- Aim of the task
If a line in the records below holds the word "Created", copy it.
----
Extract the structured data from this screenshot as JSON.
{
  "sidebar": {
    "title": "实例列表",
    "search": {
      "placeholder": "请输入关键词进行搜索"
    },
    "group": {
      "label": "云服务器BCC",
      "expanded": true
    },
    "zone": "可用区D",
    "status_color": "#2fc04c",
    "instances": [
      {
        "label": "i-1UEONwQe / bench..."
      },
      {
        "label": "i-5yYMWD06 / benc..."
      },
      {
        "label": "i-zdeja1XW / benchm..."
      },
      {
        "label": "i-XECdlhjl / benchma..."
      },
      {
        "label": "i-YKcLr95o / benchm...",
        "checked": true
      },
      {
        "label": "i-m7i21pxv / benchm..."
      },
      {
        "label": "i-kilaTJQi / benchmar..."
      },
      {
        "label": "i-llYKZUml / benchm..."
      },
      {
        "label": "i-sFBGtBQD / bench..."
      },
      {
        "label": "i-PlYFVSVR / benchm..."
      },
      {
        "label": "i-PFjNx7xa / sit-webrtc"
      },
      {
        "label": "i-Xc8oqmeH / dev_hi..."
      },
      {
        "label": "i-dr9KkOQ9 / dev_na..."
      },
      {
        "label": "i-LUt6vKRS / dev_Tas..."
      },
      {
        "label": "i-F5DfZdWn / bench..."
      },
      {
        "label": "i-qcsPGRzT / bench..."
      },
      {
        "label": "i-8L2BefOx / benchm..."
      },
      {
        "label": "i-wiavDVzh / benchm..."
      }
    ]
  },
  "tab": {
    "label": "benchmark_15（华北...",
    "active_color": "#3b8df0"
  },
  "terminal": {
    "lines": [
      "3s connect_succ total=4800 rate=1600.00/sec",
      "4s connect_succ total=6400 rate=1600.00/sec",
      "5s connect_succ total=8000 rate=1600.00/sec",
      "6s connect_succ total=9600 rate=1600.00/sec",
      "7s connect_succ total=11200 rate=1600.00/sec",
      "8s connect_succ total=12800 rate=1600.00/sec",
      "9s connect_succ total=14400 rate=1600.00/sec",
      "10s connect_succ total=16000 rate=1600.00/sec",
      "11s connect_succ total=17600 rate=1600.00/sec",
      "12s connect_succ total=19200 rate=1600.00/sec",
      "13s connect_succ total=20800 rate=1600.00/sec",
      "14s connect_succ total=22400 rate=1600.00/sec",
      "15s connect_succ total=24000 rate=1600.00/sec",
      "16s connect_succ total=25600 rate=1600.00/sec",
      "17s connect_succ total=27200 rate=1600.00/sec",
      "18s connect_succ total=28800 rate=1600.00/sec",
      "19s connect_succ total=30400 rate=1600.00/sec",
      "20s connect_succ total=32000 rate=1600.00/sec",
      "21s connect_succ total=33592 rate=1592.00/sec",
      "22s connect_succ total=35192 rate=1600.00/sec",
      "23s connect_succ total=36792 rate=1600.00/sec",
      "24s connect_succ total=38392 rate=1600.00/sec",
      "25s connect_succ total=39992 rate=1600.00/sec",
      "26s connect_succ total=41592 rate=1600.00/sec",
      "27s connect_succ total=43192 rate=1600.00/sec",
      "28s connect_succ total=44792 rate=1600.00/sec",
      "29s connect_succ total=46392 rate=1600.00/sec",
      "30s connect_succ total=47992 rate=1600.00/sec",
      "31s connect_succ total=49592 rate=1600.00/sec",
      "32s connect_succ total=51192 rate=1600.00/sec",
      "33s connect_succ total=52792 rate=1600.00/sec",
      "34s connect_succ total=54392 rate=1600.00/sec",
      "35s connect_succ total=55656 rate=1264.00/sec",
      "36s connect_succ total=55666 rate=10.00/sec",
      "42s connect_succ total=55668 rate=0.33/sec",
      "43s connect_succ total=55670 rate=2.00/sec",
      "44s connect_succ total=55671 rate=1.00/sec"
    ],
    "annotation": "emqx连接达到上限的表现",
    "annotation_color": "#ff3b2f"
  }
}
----
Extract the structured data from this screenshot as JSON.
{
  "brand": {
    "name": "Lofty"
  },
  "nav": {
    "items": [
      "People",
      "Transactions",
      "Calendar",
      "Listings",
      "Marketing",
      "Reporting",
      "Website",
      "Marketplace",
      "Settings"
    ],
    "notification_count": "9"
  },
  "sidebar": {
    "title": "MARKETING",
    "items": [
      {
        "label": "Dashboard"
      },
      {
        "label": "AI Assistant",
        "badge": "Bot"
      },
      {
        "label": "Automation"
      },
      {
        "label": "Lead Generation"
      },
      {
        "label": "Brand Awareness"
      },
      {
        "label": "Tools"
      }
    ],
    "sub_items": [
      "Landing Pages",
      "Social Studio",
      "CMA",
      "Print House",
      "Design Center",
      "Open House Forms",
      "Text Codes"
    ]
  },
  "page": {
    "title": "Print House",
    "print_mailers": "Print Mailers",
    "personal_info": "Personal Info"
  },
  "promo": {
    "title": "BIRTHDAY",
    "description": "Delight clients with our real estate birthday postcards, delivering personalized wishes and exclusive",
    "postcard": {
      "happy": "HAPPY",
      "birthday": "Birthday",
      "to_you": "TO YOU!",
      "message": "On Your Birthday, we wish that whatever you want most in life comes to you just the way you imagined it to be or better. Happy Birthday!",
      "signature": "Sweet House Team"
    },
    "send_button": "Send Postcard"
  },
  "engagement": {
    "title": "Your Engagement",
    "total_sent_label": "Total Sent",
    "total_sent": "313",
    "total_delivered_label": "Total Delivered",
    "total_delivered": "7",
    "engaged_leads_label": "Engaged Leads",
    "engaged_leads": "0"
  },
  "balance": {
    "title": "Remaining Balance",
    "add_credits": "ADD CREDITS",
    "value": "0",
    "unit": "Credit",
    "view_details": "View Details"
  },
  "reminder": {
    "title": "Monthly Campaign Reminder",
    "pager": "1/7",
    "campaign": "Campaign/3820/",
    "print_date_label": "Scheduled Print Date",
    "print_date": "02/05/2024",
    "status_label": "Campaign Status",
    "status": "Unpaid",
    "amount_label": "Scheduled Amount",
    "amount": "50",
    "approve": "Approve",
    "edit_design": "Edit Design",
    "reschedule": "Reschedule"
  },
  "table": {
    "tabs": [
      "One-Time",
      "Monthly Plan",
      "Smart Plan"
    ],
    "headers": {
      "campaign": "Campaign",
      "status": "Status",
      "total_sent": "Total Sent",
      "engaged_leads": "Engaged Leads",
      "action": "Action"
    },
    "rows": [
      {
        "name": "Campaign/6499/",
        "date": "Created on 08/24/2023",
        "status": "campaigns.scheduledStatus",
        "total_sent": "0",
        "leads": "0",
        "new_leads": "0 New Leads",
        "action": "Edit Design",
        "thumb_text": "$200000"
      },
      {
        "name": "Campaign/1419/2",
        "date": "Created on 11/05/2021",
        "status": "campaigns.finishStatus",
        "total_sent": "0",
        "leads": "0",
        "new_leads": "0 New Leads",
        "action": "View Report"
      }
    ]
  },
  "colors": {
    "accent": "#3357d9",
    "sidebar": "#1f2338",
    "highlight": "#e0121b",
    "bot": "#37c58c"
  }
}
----
- Solution for this problem
        "date": "Created on 08/24/2023",
        "date": "Created on 11/05/2021",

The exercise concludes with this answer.